Tepco and government officials decided to focus on the tank in unit 3, where reports indicated water levels were extremely low. Nuclear Regulatory Commission Chairman Gregory Jaczko told a congressional panel on Wednesday that the spent-fuel tank in unit 4 was completely dry. But citing observations from a helicopter the day before, Tepco officials said the tank did have water in it, and that refilling unit 3's tank took priority.
White steam or smoke could be see rising from unit 3 Wednesday. It was unclear whether the substance came from the reactor coolant suppression system or from the spent-fuel tank, both of which may have been damaged in a blast Monday.
Some promising news also emerged Wednesday, as Tepco reported an electric line to supply AC power to units 1 and 2 was almost complete. Japanese regulatory authorities at a press conference late Wednesday said workers would begin installing temporary pumps in the reactor cooling system, as the original equipment had been damaged by seawater used to cool the cores of reactors 1, 2 and 3. Once the pumps and the electricity come online, officials are hopeful the cooling systems will be able to bring temperatures and pressures within the reactors under control.
For more information, and our most recent updates on each of the reactors at Fukushima Daiichi, please visit our new plant status page.
87.7 millisieverts at 300 feet measure is quite okay!

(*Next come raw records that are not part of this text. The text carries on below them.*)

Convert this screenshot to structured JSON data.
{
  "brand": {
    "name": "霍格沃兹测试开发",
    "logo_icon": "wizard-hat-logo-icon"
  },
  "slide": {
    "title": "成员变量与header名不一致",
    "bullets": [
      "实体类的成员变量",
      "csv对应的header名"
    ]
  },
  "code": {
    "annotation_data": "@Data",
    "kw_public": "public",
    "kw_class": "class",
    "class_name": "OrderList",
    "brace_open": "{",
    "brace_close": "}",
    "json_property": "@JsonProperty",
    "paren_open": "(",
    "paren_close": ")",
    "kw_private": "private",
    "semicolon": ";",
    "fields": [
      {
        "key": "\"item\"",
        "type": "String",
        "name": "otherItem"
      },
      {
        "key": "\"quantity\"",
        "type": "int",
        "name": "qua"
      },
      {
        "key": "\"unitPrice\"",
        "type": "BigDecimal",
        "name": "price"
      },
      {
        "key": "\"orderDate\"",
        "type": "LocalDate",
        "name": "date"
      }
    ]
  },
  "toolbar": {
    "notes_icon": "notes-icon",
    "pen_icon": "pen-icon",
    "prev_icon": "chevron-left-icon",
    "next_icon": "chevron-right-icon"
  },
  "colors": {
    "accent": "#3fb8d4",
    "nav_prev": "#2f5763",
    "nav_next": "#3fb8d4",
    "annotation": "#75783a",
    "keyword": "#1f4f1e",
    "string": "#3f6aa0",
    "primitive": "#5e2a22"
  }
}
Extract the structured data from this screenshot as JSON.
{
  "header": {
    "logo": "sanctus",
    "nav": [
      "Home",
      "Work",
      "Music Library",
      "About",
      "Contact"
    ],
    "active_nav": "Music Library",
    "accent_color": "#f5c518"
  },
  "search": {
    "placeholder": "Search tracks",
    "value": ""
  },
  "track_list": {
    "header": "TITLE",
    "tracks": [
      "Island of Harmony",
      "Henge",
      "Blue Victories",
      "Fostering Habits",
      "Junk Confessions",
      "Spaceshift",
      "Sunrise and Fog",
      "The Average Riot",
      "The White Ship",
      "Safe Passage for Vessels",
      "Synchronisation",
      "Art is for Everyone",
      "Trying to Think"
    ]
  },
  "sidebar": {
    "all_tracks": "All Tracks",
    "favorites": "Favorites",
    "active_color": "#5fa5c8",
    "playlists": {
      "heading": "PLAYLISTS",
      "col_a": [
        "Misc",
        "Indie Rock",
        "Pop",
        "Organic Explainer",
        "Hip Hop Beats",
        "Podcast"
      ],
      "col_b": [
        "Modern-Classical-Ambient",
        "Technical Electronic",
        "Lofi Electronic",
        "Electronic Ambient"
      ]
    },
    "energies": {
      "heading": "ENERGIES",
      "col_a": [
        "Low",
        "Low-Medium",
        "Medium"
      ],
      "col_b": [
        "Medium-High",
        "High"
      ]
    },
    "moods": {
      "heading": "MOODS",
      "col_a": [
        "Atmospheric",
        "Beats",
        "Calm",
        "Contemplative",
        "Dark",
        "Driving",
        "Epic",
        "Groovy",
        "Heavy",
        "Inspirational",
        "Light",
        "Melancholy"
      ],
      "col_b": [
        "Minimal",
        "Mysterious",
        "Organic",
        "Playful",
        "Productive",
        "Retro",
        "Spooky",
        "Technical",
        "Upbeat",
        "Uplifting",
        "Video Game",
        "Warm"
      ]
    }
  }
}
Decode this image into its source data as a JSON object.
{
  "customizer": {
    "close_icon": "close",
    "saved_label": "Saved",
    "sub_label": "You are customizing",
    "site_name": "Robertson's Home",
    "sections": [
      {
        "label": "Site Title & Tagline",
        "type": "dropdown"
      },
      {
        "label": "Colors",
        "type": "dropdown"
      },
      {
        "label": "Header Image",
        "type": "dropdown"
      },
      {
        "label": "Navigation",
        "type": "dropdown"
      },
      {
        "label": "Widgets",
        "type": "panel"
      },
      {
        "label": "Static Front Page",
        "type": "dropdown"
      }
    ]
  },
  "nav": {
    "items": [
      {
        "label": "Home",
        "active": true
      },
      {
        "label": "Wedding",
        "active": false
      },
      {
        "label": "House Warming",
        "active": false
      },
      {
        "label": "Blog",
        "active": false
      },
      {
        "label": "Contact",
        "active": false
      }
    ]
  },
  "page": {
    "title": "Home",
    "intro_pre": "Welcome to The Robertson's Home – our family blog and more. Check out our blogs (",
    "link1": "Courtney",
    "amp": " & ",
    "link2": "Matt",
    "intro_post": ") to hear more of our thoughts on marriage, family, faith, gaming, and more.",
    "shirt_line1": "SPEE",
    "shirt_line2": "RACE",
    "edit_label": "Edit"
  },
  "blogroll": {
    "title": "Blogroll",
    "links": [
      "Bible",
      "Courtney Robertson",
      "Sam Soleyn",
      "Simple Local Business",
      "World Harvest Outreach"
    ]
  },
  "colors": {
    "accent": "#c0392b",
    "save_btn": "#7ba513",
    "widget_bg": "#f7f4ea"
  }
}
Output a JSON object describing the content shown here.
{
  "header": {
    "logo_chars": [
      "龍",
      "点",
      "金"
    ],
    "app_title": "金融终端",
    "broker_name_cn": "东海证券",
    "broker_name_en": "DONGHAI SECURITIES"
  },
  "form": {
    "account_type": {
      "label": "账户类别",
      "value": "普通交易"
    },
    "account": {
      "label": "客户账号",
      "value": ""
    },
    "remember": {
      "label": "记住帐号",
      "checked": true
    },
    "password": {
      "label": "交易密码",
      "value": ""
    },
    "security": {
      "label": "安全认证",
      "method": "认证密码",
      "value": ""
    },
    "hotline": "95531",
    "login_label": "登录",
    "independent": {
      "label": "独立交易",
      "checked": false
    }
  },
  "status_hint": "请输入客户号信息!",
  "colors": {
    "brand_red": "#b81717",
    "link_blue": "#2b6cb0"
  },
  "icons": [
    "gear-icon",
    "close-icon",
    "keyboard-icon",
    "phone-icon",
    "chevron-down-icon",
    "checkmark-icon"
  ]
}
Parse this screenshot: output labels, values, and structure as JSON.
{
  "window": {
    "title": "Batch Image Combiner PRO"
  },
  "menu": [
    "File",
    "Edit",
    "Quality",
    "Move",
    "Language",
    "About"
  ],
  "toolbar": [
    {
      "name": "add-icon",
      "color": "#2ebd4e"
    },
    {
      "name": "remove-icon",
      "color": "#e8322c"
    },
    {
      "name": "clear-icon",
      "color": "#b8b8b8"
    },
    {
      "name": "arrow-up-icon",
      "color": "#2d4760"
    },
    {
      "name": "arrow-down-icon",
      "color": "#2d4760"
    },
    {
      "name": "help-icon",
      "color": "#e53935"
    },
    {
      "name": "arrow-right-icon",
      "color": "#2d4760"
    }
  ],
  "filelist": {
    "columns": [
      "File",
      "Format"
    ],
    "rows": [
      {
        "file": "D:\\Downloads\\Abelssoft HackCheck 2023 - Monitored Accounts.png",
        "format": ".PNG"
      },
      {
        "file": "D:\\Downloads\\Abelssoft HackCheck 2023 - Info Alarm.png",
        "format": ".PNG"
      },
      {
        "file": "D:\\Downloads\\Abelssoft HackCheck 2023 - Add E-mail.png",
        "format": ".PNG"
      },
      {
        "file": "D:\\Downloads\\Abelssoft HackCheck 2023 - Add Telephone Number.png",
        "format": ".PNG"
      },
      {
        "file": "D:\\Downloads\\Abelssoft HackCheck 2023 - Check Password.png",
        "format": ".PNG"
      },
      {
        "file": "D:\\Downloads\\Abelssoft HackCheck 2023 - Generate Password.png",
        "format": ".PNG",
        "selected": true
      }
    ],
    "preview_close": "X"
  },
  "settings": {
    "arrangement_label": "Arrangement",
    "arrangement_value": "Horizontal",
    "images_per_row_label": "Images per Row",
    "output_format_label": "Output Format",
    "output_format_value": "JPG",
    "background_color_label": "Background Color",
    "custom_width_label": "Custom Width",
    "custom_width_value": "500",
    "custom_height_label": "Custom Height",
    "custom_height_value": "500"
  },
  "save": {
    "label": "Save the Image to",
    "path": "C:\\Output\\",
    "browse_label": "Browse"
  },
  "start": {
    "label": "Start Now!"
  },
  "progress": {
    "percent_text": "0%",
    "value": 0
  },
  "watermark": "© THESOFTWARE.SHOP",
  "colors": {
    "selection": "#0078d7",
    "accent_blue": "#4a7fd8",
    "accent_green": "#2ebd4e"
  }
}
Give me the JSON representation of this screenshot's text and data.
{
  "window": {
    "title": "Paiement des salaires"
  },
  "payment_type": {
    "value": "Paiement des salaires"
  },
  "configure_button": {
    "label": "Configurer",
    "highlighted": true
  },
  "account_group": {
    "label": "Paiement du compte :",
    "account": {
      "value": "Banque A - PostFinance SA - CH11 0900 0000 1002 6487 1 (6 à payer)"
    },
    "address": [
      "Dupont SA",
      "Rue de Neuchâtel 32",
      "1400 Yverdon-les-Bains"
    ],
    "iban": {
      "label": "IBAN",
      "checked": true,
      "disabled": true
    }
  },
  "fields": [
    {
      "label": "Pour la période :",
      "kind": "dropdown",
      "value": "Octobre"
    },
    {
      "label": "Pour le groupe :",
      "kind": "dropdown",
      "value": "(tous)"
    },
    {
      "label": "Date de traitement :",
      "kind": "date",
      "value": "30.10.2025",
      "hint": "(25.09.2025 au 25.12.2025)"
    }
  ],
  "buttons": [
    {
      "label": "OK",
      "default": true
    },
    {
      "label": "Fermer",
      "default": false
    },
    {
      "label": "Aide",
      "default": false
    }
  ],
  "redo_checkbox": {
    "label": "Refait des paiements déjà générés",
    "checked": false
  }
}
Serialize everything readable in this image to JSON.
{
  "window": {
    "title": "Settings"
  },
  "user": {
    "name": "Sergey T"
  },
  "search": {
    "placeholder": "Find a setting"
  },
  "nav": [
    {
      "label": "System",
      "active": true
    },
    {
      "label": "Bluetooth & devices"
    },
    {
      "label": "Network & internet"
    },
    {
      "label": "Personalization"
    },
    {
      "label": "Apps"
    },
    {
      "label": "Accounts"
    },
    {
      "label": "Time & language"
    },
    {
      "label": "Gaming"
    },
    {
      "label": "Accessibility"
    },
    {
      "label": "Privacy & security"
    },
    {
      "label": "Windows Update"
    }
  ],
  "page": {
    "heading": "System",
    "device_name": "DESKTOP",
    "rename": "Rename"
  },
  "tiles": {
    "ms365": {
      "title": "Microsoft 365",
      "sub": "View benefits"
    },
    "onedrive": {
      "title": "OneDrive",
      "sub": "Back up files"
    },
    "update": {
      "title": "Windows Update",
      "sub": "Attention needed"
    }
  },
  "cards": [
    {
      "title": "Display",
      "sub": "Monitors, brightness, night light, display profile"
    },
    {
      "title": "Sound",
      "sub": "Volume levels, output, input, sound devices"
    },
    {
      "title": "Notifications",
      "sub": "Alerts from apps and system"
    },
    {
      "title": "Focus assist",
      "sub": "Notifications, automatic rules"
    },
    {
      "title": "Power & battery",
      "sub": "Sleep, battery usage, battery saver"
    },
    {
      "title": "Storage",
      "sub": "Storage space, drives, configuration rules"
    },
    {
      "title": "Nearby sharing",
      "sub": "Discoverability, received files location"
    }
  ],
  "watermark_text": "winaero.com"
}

While the ground level of area near unit 3 can be restricted from ordinary public.
Oops! on my previous comment. I misread milli-sieverts as micro sieverts.